(Also Known As: Paranoid Schizophrenia Diagnosis, Schizophrenic Diagnosis, Delusional Diagnosis, Psychosis Diagnosis)

(Reviewed by: Paul Peterson, Licensed Therapist)

How is Schizophrenia Diagnosed?

The diagnosis of schizophrenia does not involve laboratory tests. The spectrum of symptoms of the condition are gauged mainly by mental status examinations and clinical examination based on the person’s emotional and family history, current symptoms and presence of other disorders which merits a differential diagnosis. 6

Ruling out the other possible conditions that manifest similar symptoms as schizophrenia also contributes in making an accurate diagnosis of the condition. Among the differential diagnosis to make include metabolic and seizure disorders, brain tumor, drug use and thyroid dysfunction. Schizophrenia is diagnosed based on the diagnostic criteria from DSM-IV:

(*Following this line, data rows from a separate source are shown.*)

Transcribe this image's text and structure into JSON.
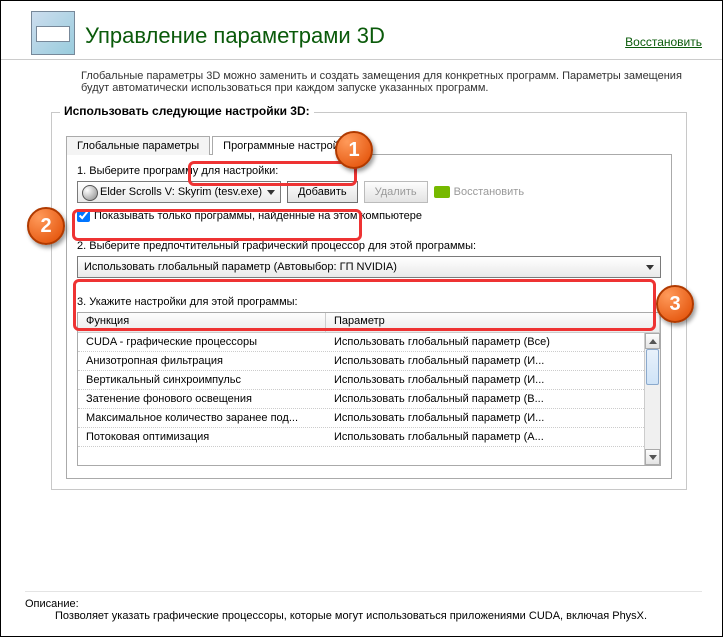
{
  "header": {
    "title": "Управление параметрами 3D",
    "restore_link": "Восстановить"
  },
  "intro": "Глобальные параметры 3D можно заменить и создать замещения для конкретных программ. Параметры замещения будут автоматически использоваться при каждом запуске указанных программ.",
  "group_label": "Использовать следующие настройки 3D:",
  "tabs": {
    "global": "Глобальные параметры",
    "program": "Программные настройки"
  },
  "step1": {
    "label": "1. Выберите программу для настройки:",
    "selected_program": "Elder Scrolls V: Skyrim (tesv.exe)",
    "add_btn": "Добавить",
    "remove_btn": "Удалить",
    "restore_btn": "Восстановить",
    "checkbox": "Показывать только программы, найденные на этом компьютере"
  },
  "step2": {
    "label": "2. Выберите предпочтительный графический процессор для этой программы:",
    "selected": "Использовать глобальный параметр (Автовыбор: ГП NVIDIA)"
  },
  "step3": {
    "label": "3. Укажите настройки для этой программы:",
    "col_fn": "Функция",
    "col_pm": "Параметр",
    "rows": [
      {
        "fn": "CUDA - графические процессоры",
        "pm": "Использовать глобальный параметр (Все)"
      },
      {
        "fn": "Анизотропная фильтрация",
        "pm": "Использовать глобальный параметр (И..."
      },
      {
        "fn": "Вертикальный синхроимпульс",
        "pm": "Использовать глобальный параметр (И..."
      },
      {
        "fn": "Затенение фонового освещения",
        "pm": "Использовать глобальный параметр (В..."
      },
      {
        "fn": "Максимальное количество заранее под...",
        "pm": "Использовать глобальный параметр (И..."
      },
      {
        "fn": "Потоковая оптимизация",
        "pm": "Использовать глобальный параметр (А..."
      }
    ]
  },
  "description": {
    "label": "Описание:",
    "text": "Позволяет указать графические процессоры, которые могут использоваться приложениями CUDA, включая PhysX."
  },
  "annotations": {
    "a1": "1",
    "a2": "2",
    "a3": "3"
  }
}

  • The person should manifest two or more of the following characteristic symptoms: 7
    • Delusion
    • Catatonic manifestations
    • Hallucinations
    • Disorganized speech
    • Negative symptoms
  • Social and occupational dysfunction
  • Duration
    • The continuous signs of disturbance usually persist for at least 6 months with at least 1 month of symptoms that are seen from the criteria no. 1 and may include prodromal or residual symptoms. The signs of symptoms during the residual or prodromal periods are manifested as negative symptoms of two or more symptoms from the criterion no.1.
  • Schizoaffective and mood disorder exclusion
    • Schizoaffective disorder and mood disorder with psychotic features have been ruled out because either no major depression, mixed or manic episodes occurred with the active-phase symptoms. Their total duration has been brief during the duration of the active and residual symptoms.
  • Substance and general medical condition exclusion
    • The disturbance is not due to any direct physiological effect of a substance such as drug abuse and/or due to general medical condition.
  • Relationship to a pervasive developmental disorder
    • In the presence of a history of a pervasive developmental disorder or autism the diagnosis of schizophrenia is added if the prominent delusion or hallucinations are present for at least a month or less if it is successfully treated.

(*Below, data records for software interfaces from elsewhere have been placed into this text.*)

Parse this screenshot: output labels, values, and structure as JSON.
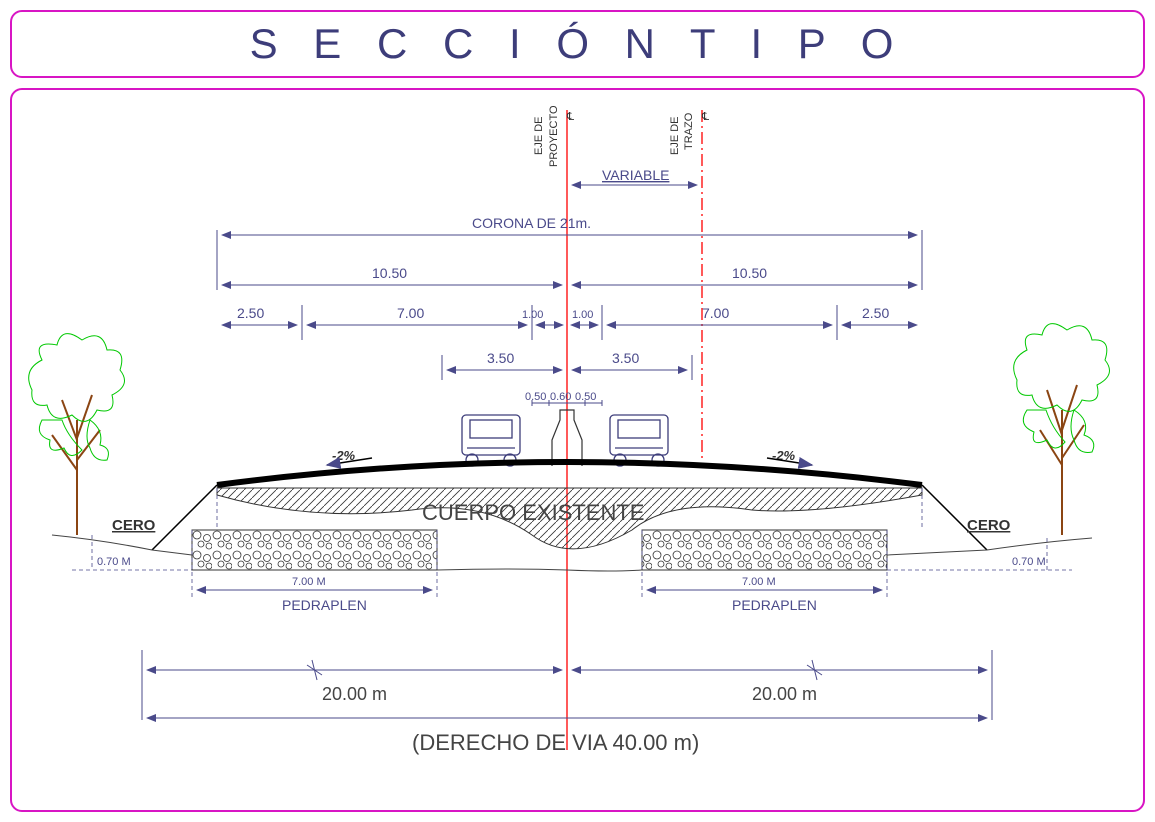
{
  "title": "S E C C I Ó N  T I P O",
  "axis": {
    "proyecto": "EJE DE\nPROYECTO",
    "trazo": "EJE DE\nTRAZO",
    "variable": "VARIABLE"
  },
  "dims": {
    "corona": "CORONA DE 21m.",
    "half": "10.50",
    "shoulder": "2.50",
    "lane": "7.00",
    "inner": "1.00",
    "innerL": "1.00",
    "laneHalf": "3.50",
    "barrier1": "0.50",
    "barrier2": "0.60",
    "barrier3": "0.50"
  },
  "slope": "-2%",
  "bodies": {
    "cuerpo": "CUERPO EXISTENTE",
    "cero": "CERO",
    "depth": "0.70 M",
    "pedra_dim": "7.00 M",
    "pedra": "PEDRAPLEN"
  },
  "bottom": {
    "half": "20.00 m",
    "total": "(DERECHO DE VIA 40.00 m)"
  }
}
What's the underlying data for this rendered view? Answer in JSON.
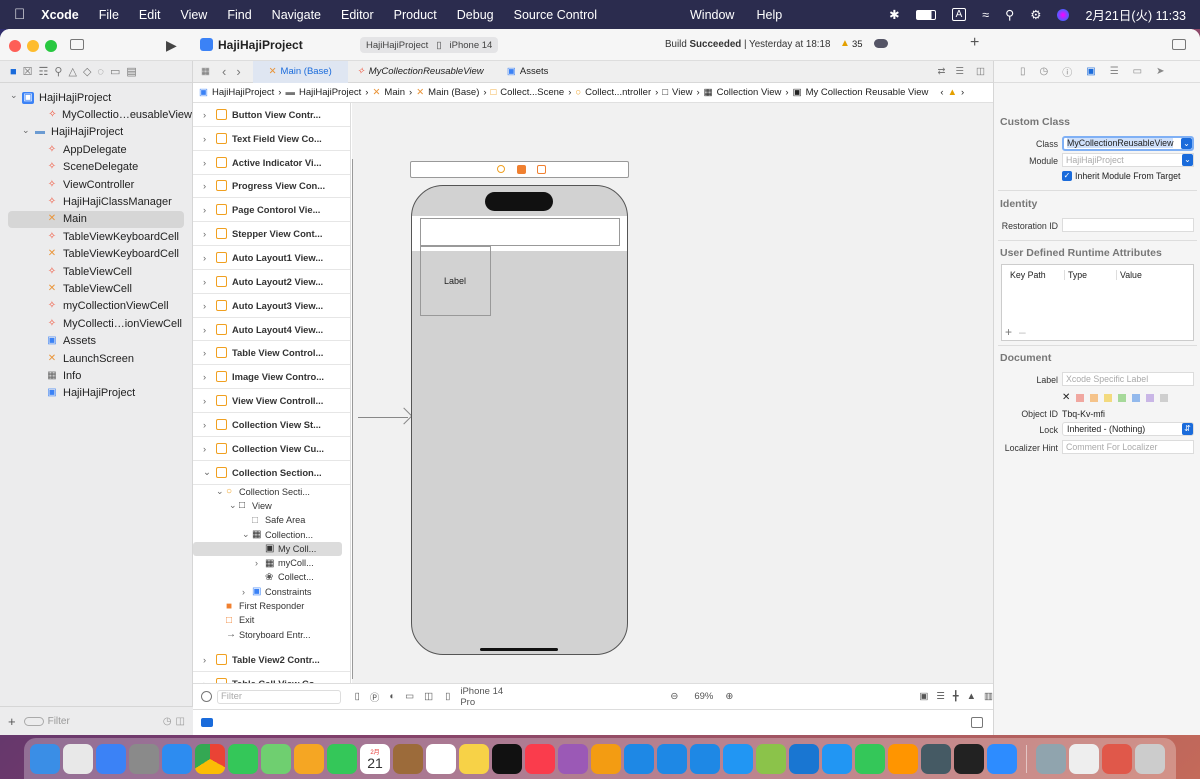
{
  "menubar": {
    "apple": "",
    "app": "Xcode",
    "items": [
      "File",
      "Edit",
      "View",
      "Find",
      "Navigate",
      "Editor",
      "Product",
      "Debug",
      "Source Control"
    ],
    "center_items": [
      "Window",
      "Help"
    ],
    "input_mode": "A",
    "datetime": "2月21日(火) 11:33"
  },
  "toolbar": {
    "project": "HajiHajiProject",
    "scheme": "HajiHajiProject",
    "device": "iPhone 14",
    "status_prefix": "Build ",
    "status_bold": "Succeeded",
    "status_time": " | Yesterday at 18:18",
    "warnings": "35"
  },
  "navigator": {
    "items": [
      {
        "label": "HajiHajiProject",
        "icon": "project",
        "indent": 0
      },
      {
        "label": "MyCollectio…eusableView",
        "icon": "swift",
        "indent": 2
      },
      {
        "label": "HajiHajiProject",
        "icon": "folder",
        "indent": 1
      },
      {
        "label": "AppDelegate",
        "icon": "swift",
        "indent": 3
      },
      {
        "label": "SceneDelegate",
        "icon": "swift",
        "indent": 3
      },
      {
        "label": "ViewController",
        "icon": "swift",
        "indent": 3
      },
      {
        "label": "HajiHajiClassManager",
        "icon": "swift",
        "indent": 3
      },
      {
        "label": "Main",
        "icon": "xib",
        "indent": 3,
        "selected": true
      },
      {
        "label": "TableViewKeyboardCell",
        "icon": "swift",
        "indent": 3
      },
      {
        "label": "TableViewKeyboardCell",
        "icon": "xib",
        "indent": 3
      },
      {
        "label": "TableViewCell",
        "icon": "swift",
        "indent": 3
      },
      {
        "label": "TableViewCell",
        "icon": "xib",
        "indent": 3
      },
      {
        "label": "myCollectionViewCell",
        "icon": "swift",
        "indent": 3
      },
      {
        "label": "MyCollecti…ionViewCell",
        "icon": "swift",
        "indent": 3
      },
      {
        "label": "Assets",
        "icon": "assets",
        "indent": 3
      },
      {
        "label": "LaunchScreen",
        "icon": "xib",
        "indent": 3
      },
      {
        "label": "Info",
        "icon": "table",
        "indent": 3
      },
      {
        "label": "HajiHajiProject",
        "icon": "project2",
        "indent": 3
      }
    ],
    "filter_placeholder": "Filter"
  },
  "tabs": [
    "Main (Base)",
    "MyCollectionReusableView",
    "Assets"
  ],
  "jumpbar": [
    "HajiHajiProject",
    "HajiHajiProject",
    "Main",
    "Main (Base)",
    "Collect...Scene",
    "Collect...ntroller",
    "View",
    "Collection View",
    "My Collection Reusable View"
  ],
  "outline": {
    "scenes_top": [
      "Button View Contr...",
      "Text Field View Co...",
      "Active Indicator Vi...",
      "Progress View Con...",
      "Page Contorol Vie...",
      "Stepper View Cont...",
      "Auto Layout1 View...",
      "Auto Layout2 View...",
      "Auto Layout3 View...",
      "Auto Layout4 View...",
      "Table View Control...",
      "Image View Contro...",
      "View View Controll...",
      "Collection View St...",
      "Collection View Cu..."
    ],
    "expanded_scene": "Collection Section...",
    "children": [
      {
        "label": "Collection Secti...",
        "indent": 1
      },
      {
        "label": "View",
        "indent": 2
      },
      {
        "label": "Safe Area",
        "indent": 3
      },
      {
        "label": "Collection...",
        "indent": 3
      },
      {
        "label": "My Coll...",
        "indent": 4,
        "selected": true
      },
      {
        "label": "myColl...",
        "indent": 4
      },
      {
        "label": "Collect...",
        "indent": 4
      },
      {
        "label": "Constraints",
        "indent": 3
      },
      {
        "label": "First Responder",
        "indent": 1
      },
      {
        "label": "Exit",
        "indent": 1
      },
      {
        "label": "Storyboard Entr...",
        "indent": 1
      }
    ],
    "scenes_bottom": [
      "Table View2 Contr...",
      "Table Cell View Co..."
    ],
    "filter_placeholder": "Filter"
  },
  "canvas": {
    "cell_label": "Label"
  },
  "bottombar": {
    "device": "iPhone 14 Pro",
    "zoom": "69%"
  },
  "inspector": {
    "custom_class_title": "Custom Class",
    "class_label": "Class",
    "class_value": "MyCollectionReusableView",
    "module_label": "Module",
    "module_placeholder": "HajiHajiProject",
    "inherit_label": "Inherit Module From Target",
    "identity_title": "Identity",
    "restoration_label": "Restoration ID",
    "udra_title": "User Defined Runtime Attributes",
    "udra_cols": [
      "Key Path",
      "Type",
      "Value"
    ],
    "document_title": "Document",
    "doc_label_label": "Label",
    "doc_label_placeholder": "Xcode Specific Label",
    "object_id_label": "Object ID",
    "object_id_value": "Tbq-Kv-mfi",
    "lock_label": "Lock",
    "lock_value": "Inherited - (Nothing)",
    "localizer_label": "Localizer Hint",
    "localizer_placeholder": "Comment For Localizer",
    "label_colors": [
      "#f0a7a0",
      "#f5c38a",
      "#f3da7e",
      "#a6d99a",
      "#93b9ec",
      "#c9b6e6",
      "#cfcfcf"
    ]
  },
  "dock": {
    "calendar_month": "2月",
    "calendar_day": "21",
    "apps": [
      "finder",
      "launchpad",
      "mail",
      "settings",
      "safari",
      "chrome",
      "messages",
      "maps",
      "photos",
      "facetime",
      "calendar",
      "notes-brown",
      "reminders",
      "notes",
      "appletv",
      "music",
      "podcasts",
      "books",
      "xcode",
      "xcode-beta",
      "appstore-blue",
      "appstore",
      "coteditor",
      "vscode",
      "keynote",
      "numbers",
      "pages",
      "simulator",
      "terminal",
      "zoom",
      "preview",
      "textedit",
      "kotoeri",
      "trash"
    ]
  }
}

More often it is difficult to diagnose acute schizophrenia during its first episode. The clinician will need to wait in order to establish a chronic intensity of the negative symptoms to manifest. Hence in the early diagnosis of schizophrenia the main goal of the physician is to rule out the other conditions that may cause the patient’s symptoms such as the presence of psychotic disorder, drug related conditions and organic disorder. Making the differential diagnosis is the key to a more accurate diagnosis of schizophrenia since other disorders may also manifest the schizophrenic type of mood changes that include depression and mania, such as those seen in bipolar disorder. The diagnosis is further made difficult in its early stage because mood changes often manifest in the late phase of schizophrenia.

Schizoaffective disorder usually features depression and mania with the schizophrenic symptoms. The following are the diagnostic criteria for schizoaffective disorder seen in schizophrenia:

  • Changes in mood must be present for a significant time during the period of psychosis.
  • Changes in mood corresponds to the active phase symptoms
  • Delusion and hallucinations must be present within 2 weeks without mood changes.

Could You Have Schizophrenia?

Schizophrenia Topics

Related Conditions

Bipolar Disorder – Psychosis, Hallucinations, Delusions, Suicide, Hypomania, Hypermania
Borderline Personality Disorder – Mood Variations/Changes, Unstable Interpersonal Relationships, Dissociation
Schizotypal Personality Disorder – Social Isolation, Odd Behavior, Unconventional Beliefs, Paranoia, Social Anxiety